BEGIN Entries provided

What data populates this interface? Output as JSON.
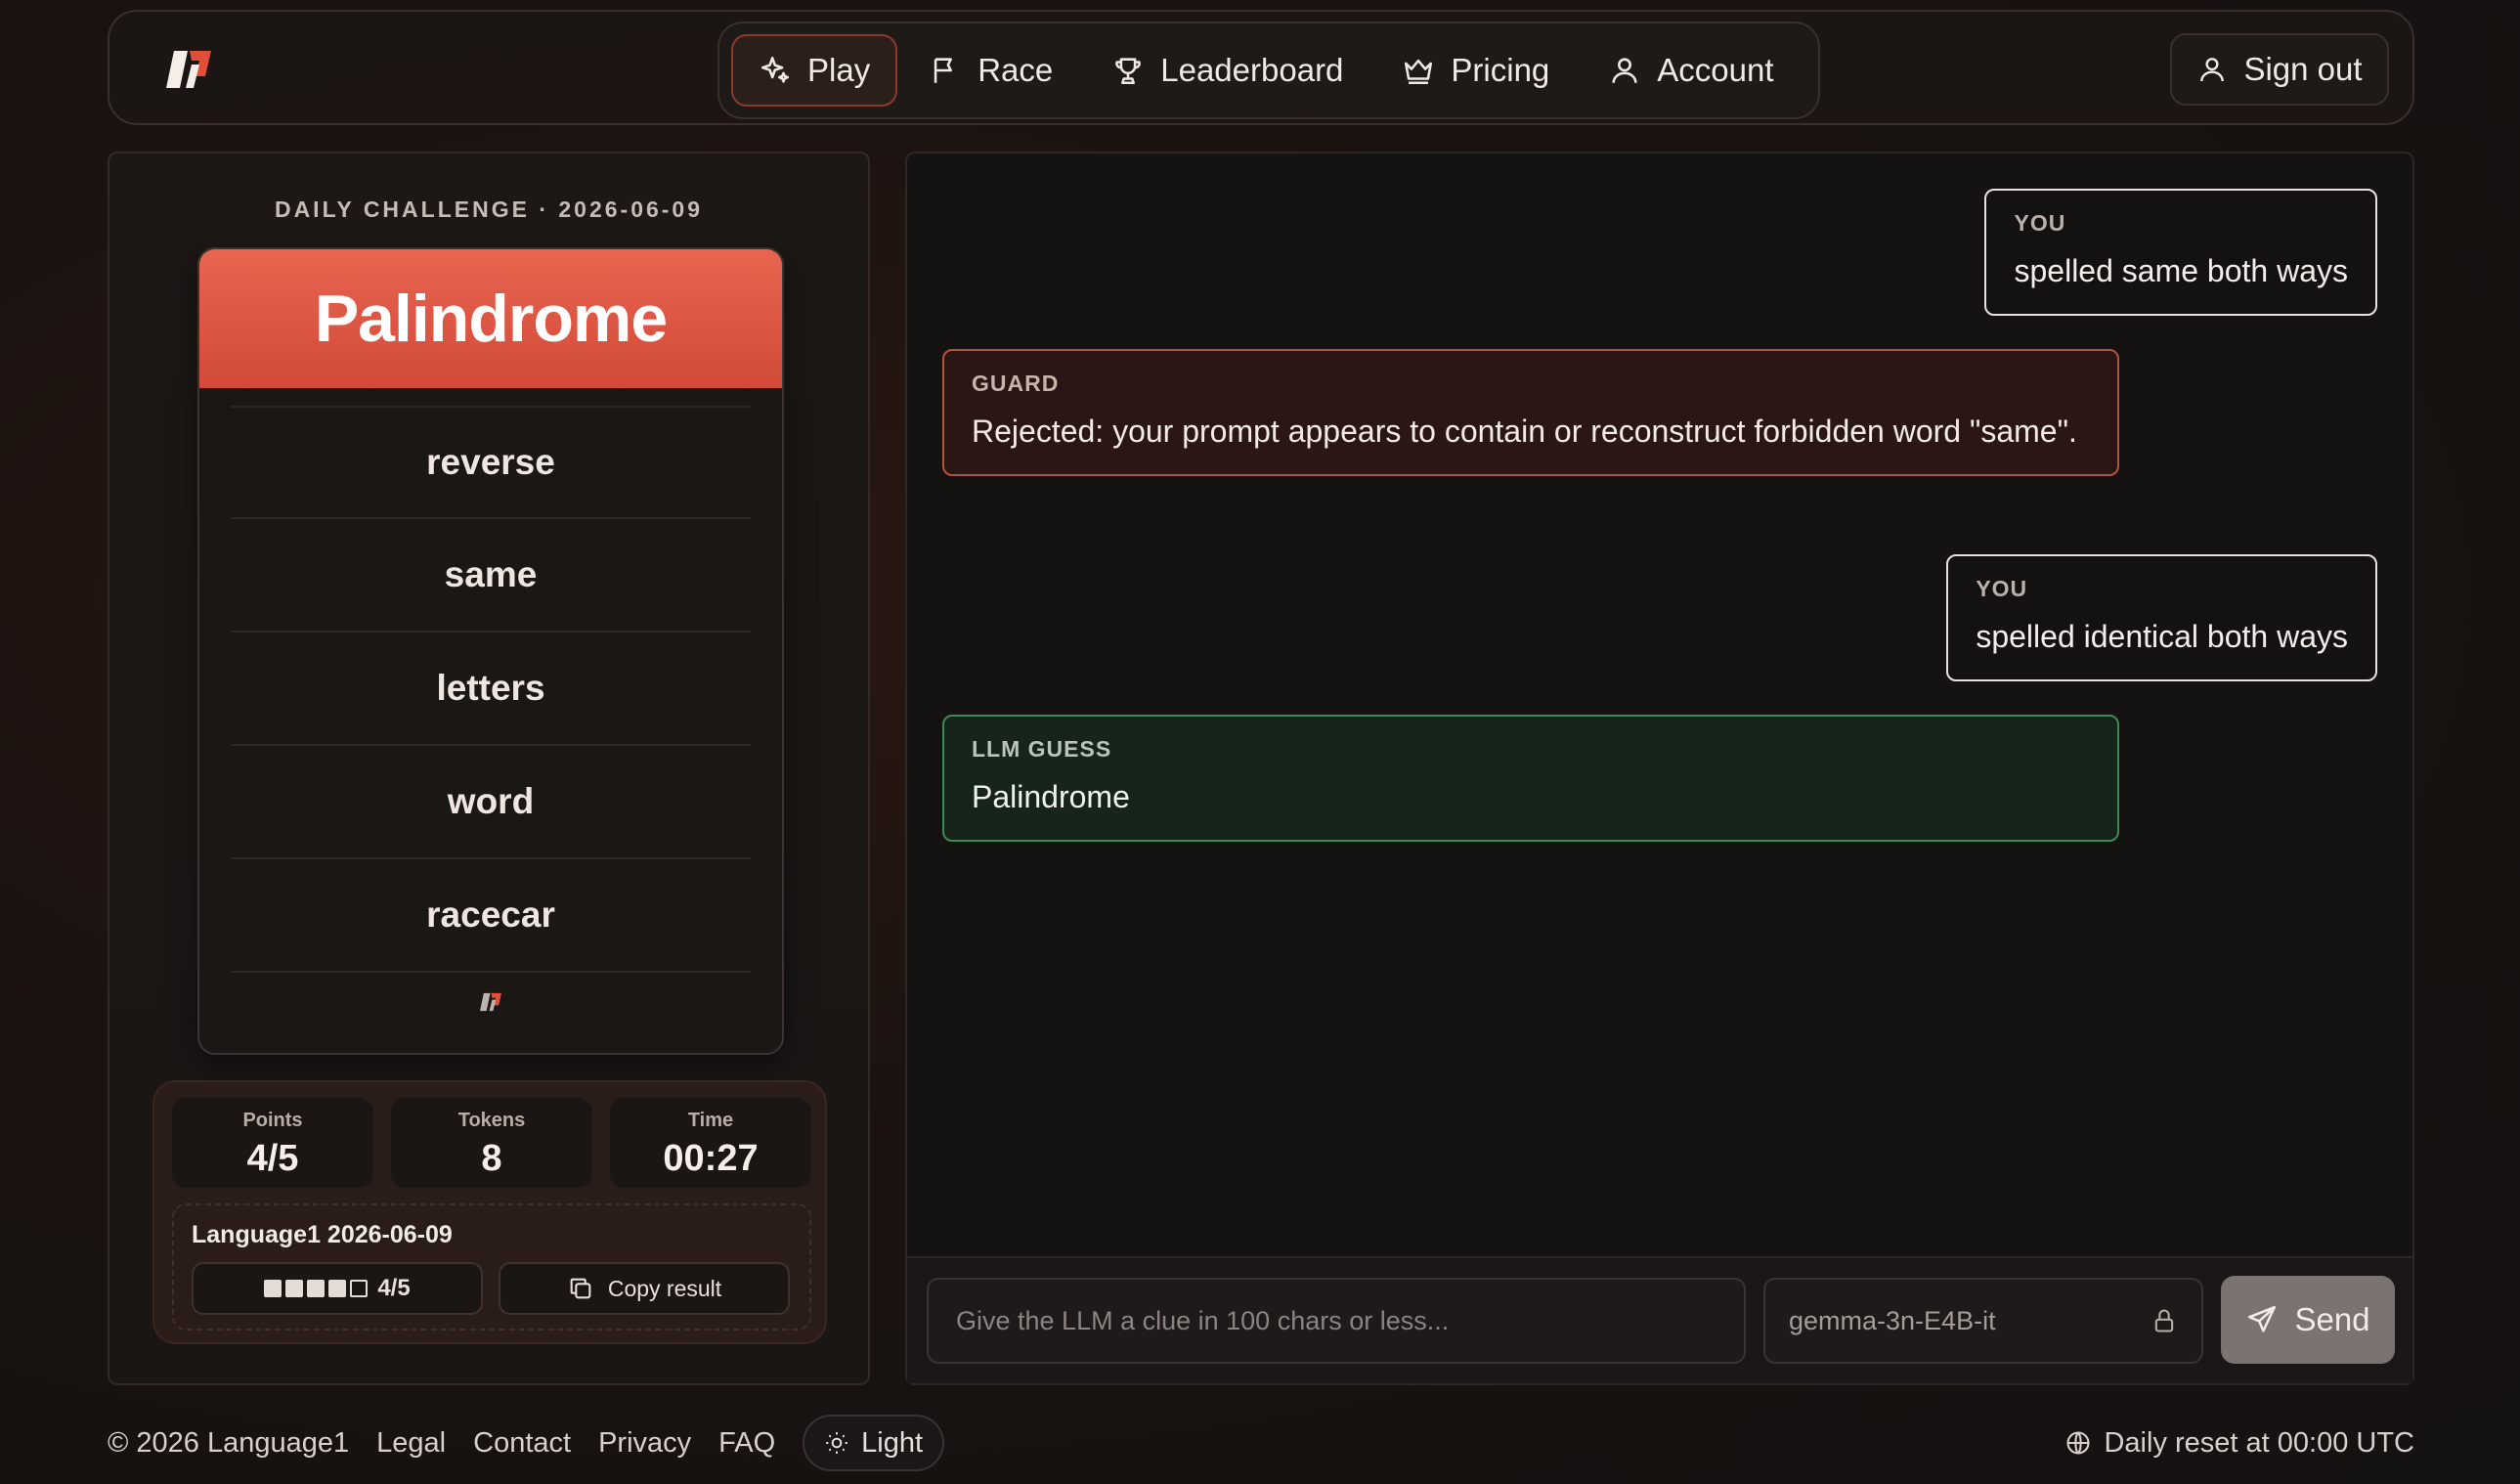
{
  "header": {
    "nav": [
      {
        "label": "Play",
        "icon": "sparkles-icon",
        "active": true
      },
      {
        "label": "Race",
        "icon": "flag-icon"
      },
      {
        "label": "Leaderboard",
        "icon": "trophy-icon"
      },
      {
        "label": "Pricing",
        "icon": "crown-icon"
      },
      {
        "label": "Account",
        "icon": "user-icon"
      }
    ],
    "signout_label": "Sign out"
  },
  "challenge": {
    "title": "DAILY CHALLENGE · 2026-06-09",
    "target_word": "Palindrome",
    "forbidden_words": [
      "reverse",
      "same",
      "letters",
      "word",
      "racecar"
    ]
  },
  "stats": {
    "points_label": "Points",
    "points_value": "4/5",
    "tokens_label": "Tokens",
    "tokens_value": "8",
    "time_label": "Time",
    "time_value": "00:27"
  },
  "result": {
    "title": "Language1 2026-06-09",
    "score": "4/5",
    "filled_squares": 4,
    "total_squares": 5,
    "copy_label": "Copy result"
  },
  "chat": {
    "messages": [
      {
        "role": "YOU",
        "text": "spelled same both ways"
      },
      {
        "role": "GUARD",
        "text": "Rejected: your prompt appears to contain or reconstruct forbidden word \"same\"."
      },
      {
        "role": "YOU",
        "text": "spelled identical both ways"
      },
      {
        "role": "LLM GUESS",
        "text": "Palindrome"
      }
    ],
    "input_placeholder": "Give the LLM a clue in 100 chars or less...",
    "model": "gemma-3n-E4B-it",
    "send_label": "Send"
  },
  "footer": {
    "copyright": "© 2026 Language1",
    "links": [
      "Legal",
      "Contact",
      "Privacy",
      "FAQ"
    ],
    "theme_label": "Light",
    "reset_text": "Daily reset at 00:00 UTC"
  },
  "colors": {
    "accent": "#d9503d",
    "guard_border": "#b5523f",
    "llm_border": "#3d8a52",
    "background": "#151312"
  }
}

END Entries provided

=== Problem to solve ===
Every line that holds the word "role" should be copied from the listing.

=== Response area ===
        "role": "YOU",
        "role": "GUARD",
        "role": "YOU",
        "role": "LLM GUESS",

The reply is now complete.